• **Task statement**: Wherever the string "this" appears in the entries below, return the line that holds it.

• **Dataset excerpts**:
──────────

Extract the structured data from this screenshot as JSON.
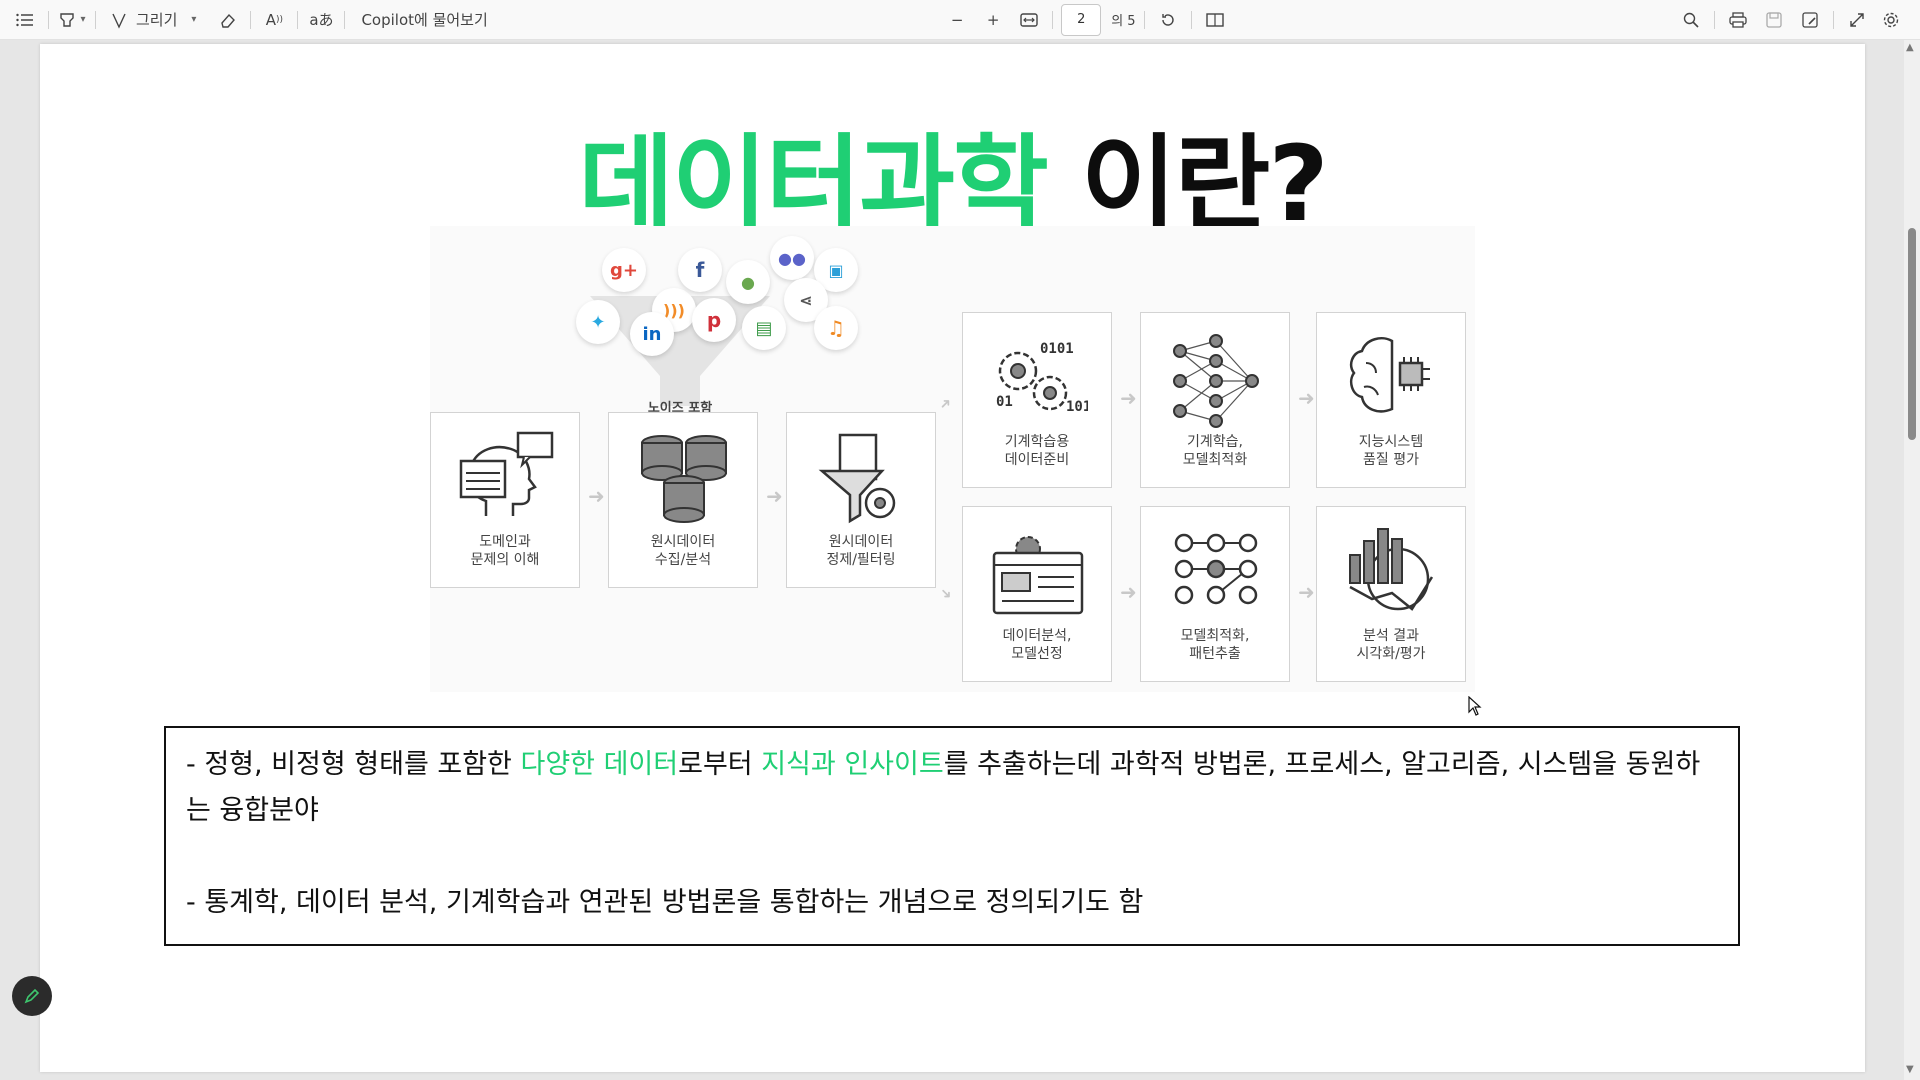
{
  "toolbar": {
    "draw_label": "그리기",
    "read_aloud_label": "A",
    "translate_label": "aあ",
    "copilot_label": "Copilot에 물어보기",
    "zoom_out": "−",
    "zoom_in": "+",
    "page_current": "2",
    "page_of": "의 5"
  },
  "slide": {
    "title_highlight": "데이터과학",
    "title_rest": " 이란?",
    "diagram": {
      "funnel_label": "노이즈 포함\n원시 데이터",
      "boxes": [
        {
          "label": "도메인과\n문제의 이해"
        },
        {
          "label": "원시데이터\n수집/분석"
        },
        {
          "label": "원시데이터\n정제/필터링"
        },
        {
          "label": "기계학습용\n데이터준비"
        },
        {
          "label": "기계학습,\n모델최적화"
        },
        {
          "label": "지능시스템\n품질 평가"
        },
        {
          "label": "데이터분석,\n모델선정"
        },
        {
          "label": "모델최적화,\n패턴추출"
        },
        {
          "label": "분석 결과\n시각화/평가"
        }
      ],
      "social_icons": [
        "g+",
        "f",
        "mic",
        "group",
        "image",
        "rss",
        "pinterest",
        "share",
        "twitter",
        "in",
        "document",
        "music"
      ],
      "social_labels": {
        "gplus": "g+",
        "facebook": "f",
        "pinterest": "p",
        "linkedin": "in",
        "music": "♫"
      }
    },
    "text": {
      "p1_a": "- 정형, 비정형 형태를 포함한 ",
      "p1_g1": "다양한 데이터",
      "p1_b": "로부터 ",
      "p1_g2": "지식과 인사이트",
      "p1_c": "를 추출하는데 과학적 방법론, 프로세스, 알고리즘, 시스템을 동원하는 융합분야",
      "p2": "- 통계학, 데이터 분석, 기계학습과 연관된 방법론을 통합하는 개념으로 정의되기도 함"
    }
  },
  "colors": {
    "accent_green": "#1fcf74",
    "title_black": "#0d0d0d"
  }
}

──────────

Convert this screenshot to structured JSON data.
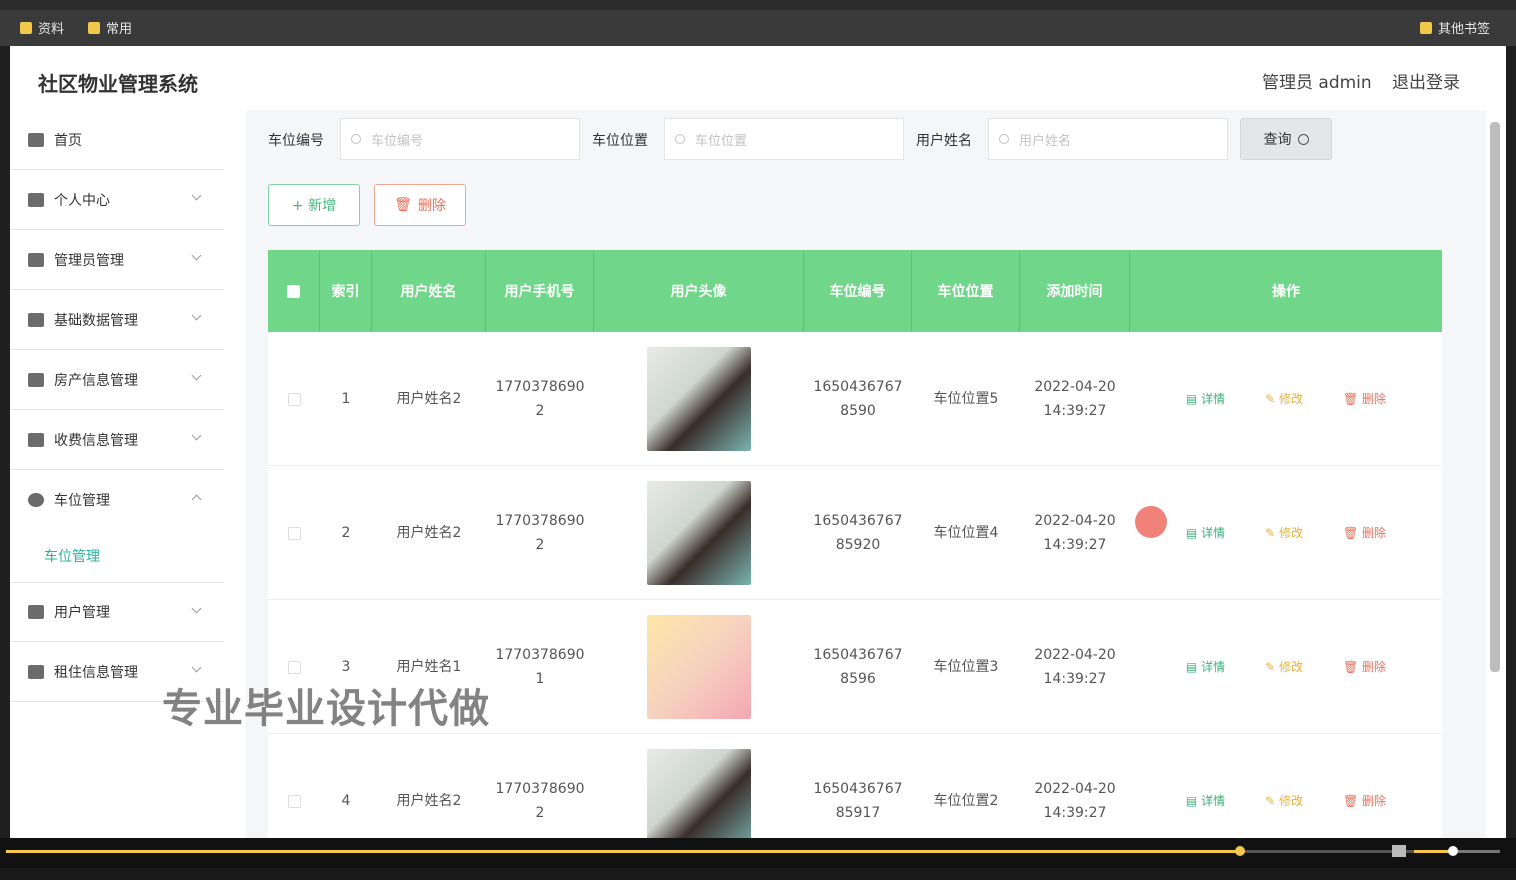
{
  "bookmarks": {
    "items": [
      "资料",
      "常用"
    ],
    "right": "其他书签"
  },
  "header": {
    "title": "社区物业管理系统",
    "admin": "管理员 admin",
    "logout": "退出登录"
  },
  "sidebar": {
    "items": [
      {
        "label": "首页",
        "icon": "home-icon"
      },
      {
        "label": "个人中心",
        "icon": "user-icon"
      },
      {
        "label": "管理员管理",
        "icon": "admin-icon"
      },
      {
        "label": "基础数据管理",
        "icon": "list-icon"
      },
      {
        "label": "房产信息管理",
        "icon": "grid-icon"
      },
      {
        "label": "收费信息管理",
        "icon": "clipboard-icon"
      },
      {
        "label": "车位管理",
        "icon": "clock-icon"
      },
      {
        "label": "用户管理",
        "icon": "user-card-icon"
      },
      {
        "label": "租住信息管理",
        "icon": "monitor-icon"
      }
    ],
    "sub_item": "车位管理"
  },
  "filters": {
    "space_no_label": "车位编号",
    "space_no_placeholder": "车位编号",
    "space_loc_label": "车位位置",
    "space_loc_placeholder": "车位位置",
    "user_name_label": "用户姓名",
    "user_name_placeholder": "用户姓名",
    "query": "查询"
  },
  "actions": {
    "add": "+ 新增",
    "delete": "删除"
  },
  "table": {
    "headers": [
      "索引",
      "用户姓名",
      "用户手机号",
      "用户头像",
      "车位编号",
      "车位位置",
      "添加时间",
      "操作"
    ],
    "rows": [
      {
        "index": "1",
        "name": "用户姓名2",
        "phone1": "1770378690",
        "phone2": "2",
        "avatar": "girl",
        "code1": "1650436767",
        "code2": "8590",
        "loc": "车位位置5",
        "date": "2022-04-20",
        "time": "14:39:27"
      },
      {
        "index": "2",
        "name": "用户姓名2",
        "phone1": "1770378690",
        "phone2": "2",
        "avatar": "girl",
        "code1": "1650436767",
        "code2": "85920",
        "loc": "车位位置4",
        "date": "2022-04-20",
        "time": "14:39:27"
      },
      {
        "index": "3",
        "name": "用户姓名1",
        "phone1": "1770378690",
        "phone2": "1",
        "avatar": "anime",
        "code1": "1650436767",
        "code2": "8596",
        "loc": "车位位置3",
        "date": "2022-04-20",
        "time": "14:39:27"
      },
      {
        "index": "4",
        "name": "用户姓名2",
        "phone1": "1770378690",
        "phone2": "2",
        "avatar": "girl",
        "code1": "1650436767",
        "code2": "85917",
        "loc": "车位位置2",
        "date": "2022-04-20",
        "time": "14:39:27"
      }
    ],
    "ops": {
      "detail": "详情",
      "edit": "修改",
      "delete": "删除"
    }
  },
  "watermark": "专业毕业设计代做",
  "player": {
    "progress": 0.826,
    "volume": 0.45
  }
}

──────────

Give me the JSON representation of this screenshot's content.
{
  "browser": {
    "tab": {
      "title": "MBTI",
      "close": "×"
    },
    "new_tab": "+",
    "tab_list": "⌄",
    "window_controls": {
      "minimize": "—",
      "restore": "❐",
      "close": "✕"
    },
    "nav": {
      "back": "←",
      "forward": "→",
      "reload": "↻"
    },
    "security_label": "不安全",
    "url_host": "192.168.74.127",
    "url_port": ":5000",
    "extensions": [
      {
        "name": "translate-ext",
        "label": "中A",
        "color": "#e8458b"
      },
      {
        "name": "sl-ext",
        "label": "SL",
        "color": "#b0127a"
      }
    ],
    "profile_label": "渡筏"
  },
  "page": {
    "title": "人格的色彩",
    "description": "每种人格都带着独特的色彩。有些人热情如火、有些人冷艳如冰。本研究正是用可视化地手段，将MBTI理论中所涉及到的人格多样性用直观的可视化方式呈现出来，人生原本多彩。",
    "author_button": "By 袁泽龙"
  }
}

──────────

• **Exercise output**:
Extract the structured data from this screenshot as JSON.
Convert this screenshot to structured JSON data.
Give me the JSON representation of this screenshot's content.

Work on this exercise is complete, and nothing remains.